__Exercise__.
For each line below that contains the string "label", copy that line.

(Stored dataset items)
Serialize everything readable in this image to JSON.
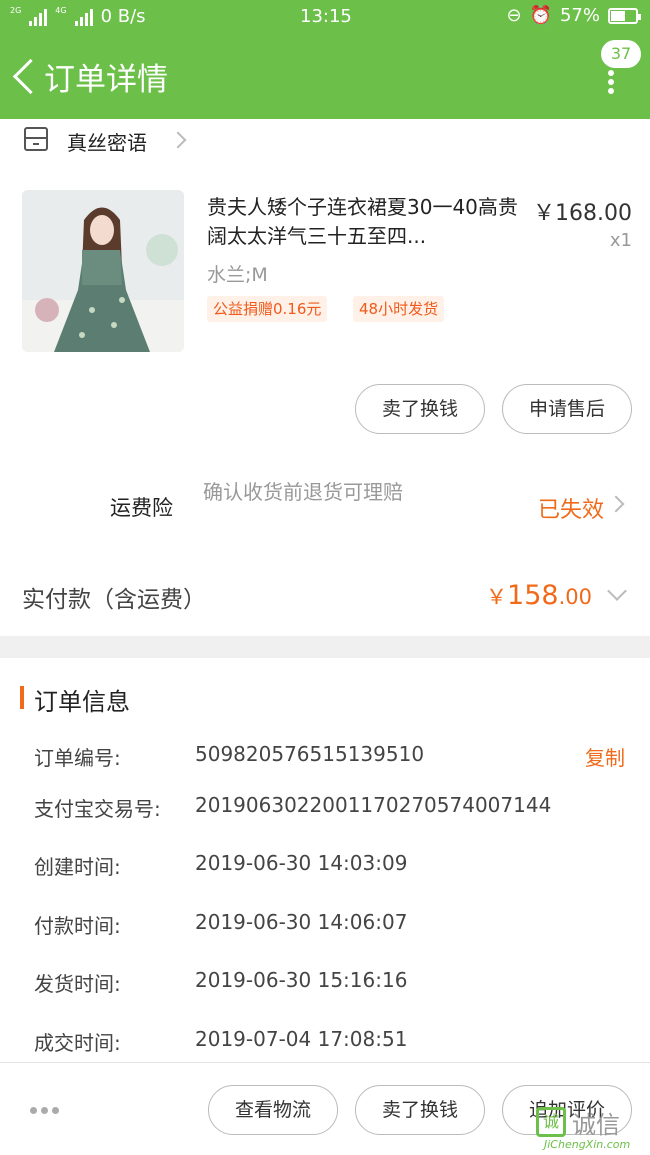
{
  "status_bar": {
    "network_small": "2G",
    "network_small2": "4G",
    "speed": "0 B/s",
    "time": "13:15",
    "battery_text": "57%",
    "battery_level": 0.57
  },
  "header": {
    "title": "订单详情",
    "badge_count": "37"
  },
  "shop": {
    "name": "真丝密语"
  },
  "product": {
    "title": "贵夫人矮个子连衣裙夏30一40高贵阔太太洋气三十五至四...",
    "price": "￥168.00",
    "qty": "x1",
    "sku": "水兰;M",
    "tags": [
      "公益捐赠0.16元",
      "48小时发货"
    ]
  },
  "actions": {
    "sell": "卖了换钱",
    "after_sale": "申请售后"
  },
  "insurance": {
    "label": "运费险",
    "desc": "确认收货前退货可理赔",
    "status": "已失效"
  },
  "payment": {
    "label": "实付款（含运费）",
    "currency": "￥",
    "amount_int": "158",
    "amount_dec": ".00"
  },
  "order_info": {
    "title": "订单信息",
    "copy": "复制",
    "rows": [
      {
        "label": "订单编号:",
        "value": "509820576515139510"
      },
      {
        "label": "支付宝交易号:",
        "value": "2019063022001170270574007144"
      },
      {
        "label": "创建时间:",
        "value": "2019-06-30 14:03:09"
      },
      {
        "label": "付款时间:",
        "value": "2019-06-30 14:06:07"
      },
      {
        "label": "发货时间:",
        "value": "2019-06-30 15:16:16"
      },
      {
        "label": "成交时间:",
        "value": "2019-07-04 17:08:51"
      }
    ]
  },
  "bottom": {
    "logistics": "查看物流",
    "sell": "卖了换钱",
    "review": "追加评价"
  },
  "watermark": {
    "box": "诚",
    "cn": "诚信",
    "en": "JiChengXin.com"
  }
}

__Solution__.
    "label": "运费险",
    "label": "实付款（含运费）",
        "label": "订单编号:",
        "label": "支付宝交易号:",
        "label": "创建时间:",
        "label": "付款时间:",
        "label": "发货时间:",
        "label": "成交时间:",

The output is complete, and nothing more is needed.